Inotersen is a second-generation 20-O-methoxyethyl–modified antisense oligodeoxynucleotide that lowers hepatic production of both variant and wt TTR [102••]. This molecule is a single-stranded synthetic oligomer that distributes at high levels to the liver, accessing the intracellular space by endosome activity and moving to the nucleus by passive diffusion and active transport [103].

In a unicenter, open-label trial, 15 patients with ATTR-CA (8 ATTRh, 7 ATTRwt) received subcutaneous injections of inotersen (300 mg once a week) for one year. They found a mean peak reduction in TTR concentration of 72% (range from 39 to 91%). Stabilization of cardiac parameters with no significant side effects [102••] was observed.

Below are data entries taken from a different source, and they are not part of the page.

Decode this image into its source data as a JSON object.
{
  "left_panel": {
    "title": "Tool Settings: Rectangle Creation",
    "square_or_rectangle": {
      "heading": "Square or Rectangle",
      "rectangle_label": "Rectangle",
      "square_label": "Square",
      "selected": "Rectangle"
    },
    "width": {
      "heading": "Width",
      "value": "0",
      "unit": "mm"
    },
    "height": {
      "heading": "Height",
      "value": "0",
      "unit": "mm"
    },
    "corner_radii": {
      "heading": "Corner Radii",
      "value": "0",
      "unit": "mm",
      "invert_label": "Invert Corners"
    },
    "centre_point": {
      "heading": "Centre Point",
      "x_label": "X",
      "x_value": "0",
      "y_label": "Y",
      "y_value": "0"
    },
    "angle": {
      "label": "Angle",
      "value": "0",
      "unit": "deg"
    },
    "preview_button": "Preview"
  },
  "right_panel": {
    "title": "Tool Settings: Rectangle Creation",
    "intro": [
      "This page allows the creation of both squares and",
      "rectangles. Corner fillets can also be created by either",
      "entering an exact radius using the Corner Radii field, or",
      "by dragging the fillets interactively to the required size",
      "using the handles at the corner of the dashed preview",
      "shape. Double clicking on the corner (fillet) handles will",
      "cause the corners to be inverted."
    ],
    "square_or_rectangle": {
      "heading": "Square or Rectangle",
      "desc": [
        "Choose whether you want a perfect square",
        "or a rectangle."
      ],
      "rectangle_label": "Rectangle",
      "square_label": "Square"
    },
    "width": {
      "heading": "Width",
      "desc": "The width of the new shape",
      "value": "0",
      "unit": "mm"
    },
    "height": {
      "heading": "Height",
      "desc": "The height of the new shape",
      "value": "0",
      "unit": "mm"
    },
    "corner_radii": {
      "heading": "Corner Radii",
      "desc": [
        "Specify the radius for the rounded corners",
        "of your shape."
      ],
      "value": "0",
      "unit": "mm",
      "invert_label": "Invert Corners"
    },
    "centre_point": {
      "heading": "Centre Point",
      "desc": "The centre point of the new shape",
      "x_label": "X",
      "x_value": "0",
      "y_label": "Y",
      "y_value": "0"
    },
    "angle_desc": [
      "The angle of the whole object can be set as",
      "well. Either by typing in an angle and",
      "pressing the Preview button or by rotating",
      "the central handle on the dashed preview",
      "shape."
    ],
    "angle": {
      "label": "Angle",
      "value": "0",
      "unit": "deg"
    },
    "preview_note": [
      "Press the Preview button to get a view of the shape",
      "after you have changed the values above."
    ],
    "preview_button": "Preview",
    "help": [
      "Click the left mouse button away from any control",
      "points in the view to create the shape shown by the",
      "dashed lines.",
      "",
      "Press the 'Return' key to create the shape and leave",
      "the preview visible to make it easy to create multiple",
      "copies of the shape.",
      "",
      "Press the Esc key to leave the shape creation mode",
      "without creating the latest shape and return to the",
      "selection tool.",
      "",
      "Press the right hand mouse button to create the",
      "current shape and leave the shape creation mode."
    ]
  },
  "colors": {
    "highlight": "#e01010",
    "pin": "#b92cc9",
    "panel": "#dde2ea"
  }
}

NEURO TTR was a multicenter, randomized, double-blind, placebo-controlled, phase III trial of patients with hereditary ATTR with polyneuropathy, randomized to inotersen (300 mg weekly) or placebo. After 66 weeks, inotersen was associated with improved neuropathy and quality of life in the overall cohort and the subgroup with cardiomyopathy [104]. Cardiomyopathy was present in 63% of patients, but the study was not powered to measure the effects of inotersen on cardiac disease. Following these results, inotersen has received FDA approval for patients with hereditary ATTR-related polyneuropathy. Thrombocytopenia and glomerulonephritis should be monitored regularly (monitoring of platelet counts weekly and renal function and urinary protein every two weeks) [104].

The efficacy and tolerability of inotersen in ATTR-CM patients is under testing in an ongoing study. The researchers are planning to include 50 patients with both types of ATTR-CM and with NYHA class I-III disease, who will be treated with inotersen (300 mg subcutaneously weekly). They aim to analyze if the drug can slow or stop the progression of TTR amyloid cardiomyopathy and determine the tolerability and safety over 24 months (NCT03702829).

Clearance of amyloid deposits

Antibody-mediated removal of amyloid deposits is an area of active development [77]. However, clinical data using this approach have currently resulted in cessation of product development because of futility or toxicity [105]. An antibody that targets TTR residues 89 to 97 (PRX-004; Prothena Biosciences, San Francisco, California) [106] has entered into phase I trials in patients with ATTRh amyloidosis.